---------- DATA SECTION
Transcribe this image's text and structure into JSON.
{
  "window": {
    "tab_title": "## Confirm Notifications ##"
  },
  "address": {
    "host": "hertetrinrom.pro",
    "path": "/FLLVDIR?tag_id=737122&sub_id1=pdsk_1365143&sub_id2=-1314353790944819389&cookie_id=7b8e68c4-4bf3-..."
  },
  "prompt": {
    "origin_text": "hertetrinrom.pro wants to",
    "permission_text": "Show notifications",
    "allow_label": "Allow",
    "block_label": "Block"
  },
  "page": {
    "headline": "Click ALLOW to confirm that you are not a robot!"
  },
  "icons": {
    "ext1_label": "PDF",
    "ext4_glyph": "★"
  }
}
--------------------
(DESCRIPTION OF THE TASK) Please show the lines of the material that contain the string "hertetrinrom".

(WRITTEN RESPONSE)
    "host": "hertetrinrom.pro",
    "origin_text": "hertetrinrom.pro wants to",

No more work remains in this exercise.